A Resident’s Parking Scheme for Oldfield Ward?
The lack of parking is a national problem. Many of our communities were built before cars were invented or were never planned for people to own cars. In most of Oldfield Ward there is less than one on-street parking space per household.
We know that some, but not all residents would like to see a resident’s parking scheme (RPS) introduced.
The Council conducted a formal survey of local households in 2001, 2007 and 2012 asking if residents wanted RPSs introduced which would operate on a similar basis to others already existing in the City.
- In all three years, the community’s response was mixed – with about 50% in favour, 50% opposed.
It should be noted that householders who live closer to the existing RPSs (active in Lower Oldfield Park / Brougham Hayes) were more in favour – those who live further away from existing schemes towards Linear Park) were more opposed.
Why are people in favour of RPSs?
- They have difficulty finding on-street parking near their home.
- They are prepared to contribute to the Council’s costs for enforcing a scheme. Currently this is £100 for the first car and £160 for the second car per year. Details about permits (including visitor’s permits) are here.
Why are people opposed to RPSs?
There are generally three reasons:
- They don’t have a problem (i.e They have their own off road parking or don’t have a car)
- There isn’t a problem in their street
- They don’t want to pay for the scheme
What are our current and future parking pressures?
- Housing at Western Riverside and the former Bath Press site is being built with less than one parking space per household. There is a risk that people living in the Western Riverside could park in Oldfield Park and walk to their home.
- Existing homes in multiple occupation having additional bedrooms added.
- An increase of commuter parking as a result of planned increase in frequency of trains stopping at Oldfield Park Station.
How would a scheme work?
- The Council does not like to introduce single street RPSs. This is because it just transfers a parking problem from one street to an adjacent one.
- A RPS scheme would cover a large area – Probably all the terraced houses between existing RPS Zone 5 – as far south and west as the Linear Park.

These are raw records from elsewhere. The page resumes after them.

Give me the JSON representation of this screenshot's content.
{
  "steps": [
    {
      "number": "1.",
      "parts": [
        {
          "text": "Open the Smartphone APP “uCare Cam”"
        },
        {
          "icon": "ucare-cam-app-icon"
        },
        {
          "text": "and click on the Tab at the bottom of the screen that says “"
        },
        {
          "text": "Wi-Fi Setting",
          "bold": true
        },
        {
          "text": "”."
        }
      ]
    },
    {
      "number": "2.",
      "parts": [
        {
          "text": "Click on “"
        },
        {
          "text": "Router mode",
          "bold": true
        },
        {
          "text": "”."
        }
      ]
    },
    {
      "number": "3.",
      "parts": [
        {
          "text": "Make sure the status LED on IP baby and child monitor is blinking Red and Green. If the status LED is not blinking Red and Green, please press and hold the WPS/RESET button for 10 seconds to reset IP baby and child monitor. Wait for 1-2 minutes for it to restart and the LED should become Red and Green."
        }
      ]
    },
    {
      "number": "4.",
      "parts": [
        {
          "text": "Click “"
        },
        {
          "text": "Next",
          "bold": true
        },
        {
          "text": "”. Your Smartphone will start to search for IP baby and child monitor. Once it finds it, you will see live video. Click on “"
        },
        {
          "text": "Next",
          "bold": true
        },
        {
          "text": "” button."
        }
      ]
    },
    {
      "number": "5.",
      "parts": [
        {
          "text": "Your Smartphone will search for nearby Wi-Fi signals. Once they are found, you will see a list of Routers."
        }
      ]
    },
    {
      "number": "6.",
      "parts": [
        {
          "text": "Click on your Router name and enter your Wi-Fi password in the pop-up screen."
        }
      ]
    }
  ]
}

- We would insist any scheme would be adapted to allow shoppers to park for the Moorland Road district centre and to consider the business employees who often park in the surrounding streets.
- Please be aware that the Council is not legally permitted to make a profit from operating any on-street RPS – and that without enforcement officers to issue tickets the RPSs don’t work!

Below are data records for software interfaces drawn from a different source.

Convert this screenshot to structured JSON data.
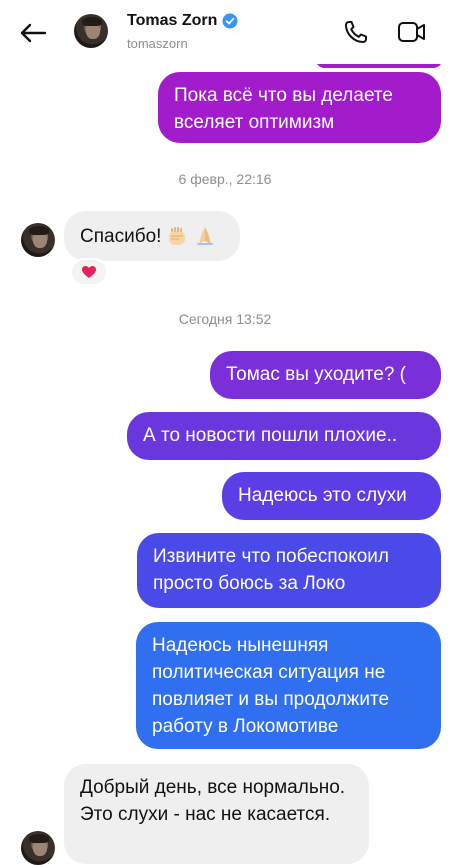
{
  "header": {
    "contact_name": "Tomas Zorn",
    "username": "tomaszorn",
    "verified": true,
    "icons": [
      "back-arrow-icon",
      "verified-badge-icon",
      "phone-icon",
      "video-call-icon"
    ]
  },
  "messages": {
    "m1": "Пока всё что вы делаете вселяет оптимизм",
    "ts1": "6 февр., 22:16",
    "m2": "Спасибо!",
    "m2_emojis": [
      "raised-fist-icon",
      "folded-hands-icon"
    ],
    "m2_reaction": "heart-icon",
    "ts2": "Сегодня 13:52",
    "m3": "Томас вы уходите? (",
    "m4": "А то новости пошли плохие..",
    "m5": "Надеюсь это слухи",
    "m6": "Извините что побеспокоил просто боюсь за Локо",
    "m7": "Надеюсь нынешняя политическая ситуация не повлияет и вы продолжите работу в Локомотиве",
    "m8": "Добрый день, все нормально. Это слухи - нас не касается."
  },
  "colors": {
    "bubble_purple": "#a21ccc",
    "bubble_violet": "#7b2fd8",
    "bubble_indigo": "#5b3ee6",
    "bubble_blue": "#3f57ea",
    "bubble_azure": "#2f6ff0",
    "incoming_bg": "#efefef",
    "timestamp": "#8e8e8e",
    "heart": "#e0245e",
    "verified": "#3897f0"
  }
}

Where are we now?
- The Council’s Position
The Council issued two explanatory documents in 2013; The Purpose of Residents Parking Schemes and Guidance on the Introduction of Residents Parking Schemes which explain the formal position.
- The Community’s Position

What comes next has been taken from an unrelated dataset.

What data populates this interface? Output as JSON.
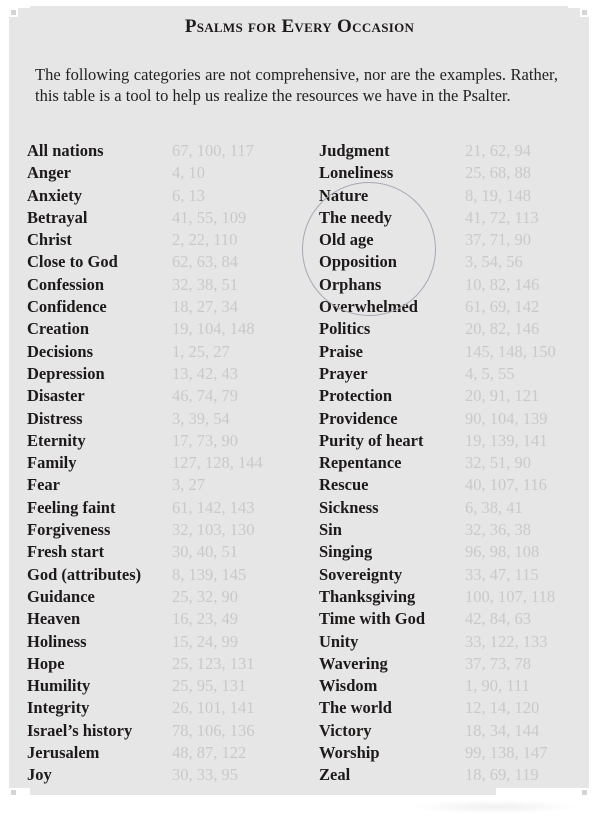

There has been an increase in residents requesting a new parking survey over the past 12 months. Both Will and Shaun encourage debate about a residents parking scheme in Oldfield Ward and will continue lobby the Council for a new formal survey and to monitor for any significant changes in the community’s opinion.
If you would like to have your say, please add your comments to this story or email us.
- This version published (16/03/2018) represents a complete review of the Parking situation in Oldfield Ward.
- This page is an update of one first published in October 2012, subsequently updated in December 2012 and September 2013.
- Public comments 1 – 6 are unedited and as posted on the dates shown. As a result, the public comments may not fully correspond to the current content of this page.